You see, Dimmick alleges that, after breaking into the Rowleys' home with a knife and gun, they all then sat down and hashed out a deal under which they would hide him from police (the police who were right outside) for an unspecified amount of money. "Later," he complained, "the Rowleys reneged on said oral contract, resulting in my being shot in the back by authorities." Ergo, breach of contract.
Um, no, wrote the Rowleys' attorney in a motion to dismiss earlier this month. He had multiple arguments, all very good ones, as to why a contract claim would not fly here. First, there was no agreement. Second, if there was an agreement, there was no meeting of the minds on the amount of money (Dimmick admitted the "offer" was for "an unspecified amount"), and so no binding contract. Third, agreements made at knifepoint are, you may be surprised to learn, not enforceable as they are made "under duress." Finally, a contract to do something illegal (e.g. hide a fugitive) is also not enforceable.
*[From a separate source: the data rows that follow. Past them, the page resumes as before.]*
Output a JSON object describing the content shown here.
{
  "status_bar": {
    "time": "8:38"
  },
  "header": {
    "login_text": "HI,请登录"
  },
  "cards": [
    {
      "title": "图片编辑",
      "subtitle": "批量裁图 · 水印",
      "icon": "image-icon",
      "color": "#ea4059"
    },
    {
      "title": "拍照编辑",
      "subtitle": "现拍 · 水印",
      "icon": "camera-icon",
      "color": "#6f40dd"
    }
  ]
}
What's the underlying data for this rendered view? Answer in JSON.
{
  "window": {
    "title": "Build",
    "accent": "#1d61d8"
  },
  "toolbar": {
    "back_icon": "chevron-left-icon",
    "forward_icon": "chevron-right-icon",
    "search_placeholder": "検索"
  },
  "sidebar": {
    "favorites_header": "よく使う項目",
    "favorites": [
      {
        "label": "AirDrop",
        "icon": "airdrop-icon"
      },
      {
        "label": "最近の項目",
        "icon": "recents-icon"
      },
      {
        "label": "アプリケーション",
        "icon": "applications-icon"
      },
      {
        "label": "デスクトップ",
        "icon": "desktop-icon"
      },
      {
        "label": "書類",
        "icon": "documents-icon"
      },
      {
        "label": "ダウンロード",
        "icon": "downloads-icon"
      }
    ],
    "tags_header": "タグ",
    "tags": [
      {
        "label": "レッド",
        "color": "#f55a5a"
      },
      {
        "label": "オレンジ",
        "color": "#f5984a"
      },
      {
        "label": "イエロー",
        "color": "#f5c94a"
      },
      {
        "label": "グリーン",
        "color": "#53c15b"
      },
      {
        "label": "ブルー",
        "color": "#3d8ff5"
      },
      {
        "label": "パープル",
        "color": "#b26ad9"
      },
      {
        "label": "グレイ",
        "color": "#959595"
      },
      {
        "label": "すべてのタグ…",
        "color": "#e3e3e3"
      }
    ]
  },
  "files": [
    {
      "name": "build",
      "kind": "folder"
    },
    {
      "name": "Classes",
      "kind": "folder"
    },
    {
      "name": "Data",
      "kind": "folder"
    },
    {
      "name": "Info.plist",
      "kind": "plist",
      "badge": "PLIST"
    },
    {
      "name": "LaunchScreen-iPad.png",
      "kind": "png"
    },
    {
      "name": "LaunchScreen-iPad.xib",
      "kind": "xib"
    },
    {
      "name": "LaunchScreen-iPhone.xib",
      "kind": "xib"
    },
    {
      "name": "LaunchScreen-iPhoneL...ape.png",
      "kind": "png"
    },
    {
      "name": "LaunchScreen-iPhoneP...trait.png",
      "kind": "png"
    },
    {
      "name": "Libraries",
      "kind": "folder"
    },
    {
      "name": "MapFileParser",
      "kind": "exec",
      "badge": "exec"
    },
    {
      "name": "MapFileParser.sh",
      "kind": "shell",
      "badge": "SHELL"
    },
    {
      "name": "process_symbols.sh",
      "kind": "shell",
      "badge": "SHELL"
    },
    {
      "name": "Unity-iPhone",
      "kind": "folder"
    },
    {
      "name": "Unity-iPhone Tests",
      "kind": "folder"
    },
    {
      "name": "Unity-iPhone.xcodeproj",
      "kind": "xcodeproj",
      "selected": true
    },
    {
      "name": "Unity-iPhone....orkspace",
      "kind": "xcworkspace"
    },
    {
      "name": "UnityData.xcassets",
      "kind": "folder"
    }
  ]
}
I write books. My latest is a YA science fiction novel called Homeland (it's the sequel to Little Brother). More books: Rapture of the Nerds (a novel, with Charlie Stross); With a Little Help (short stories); and The Great Big Beautiful Tomorrow (novella and nonfic). I speak all over the place and I tweet and tumble, too.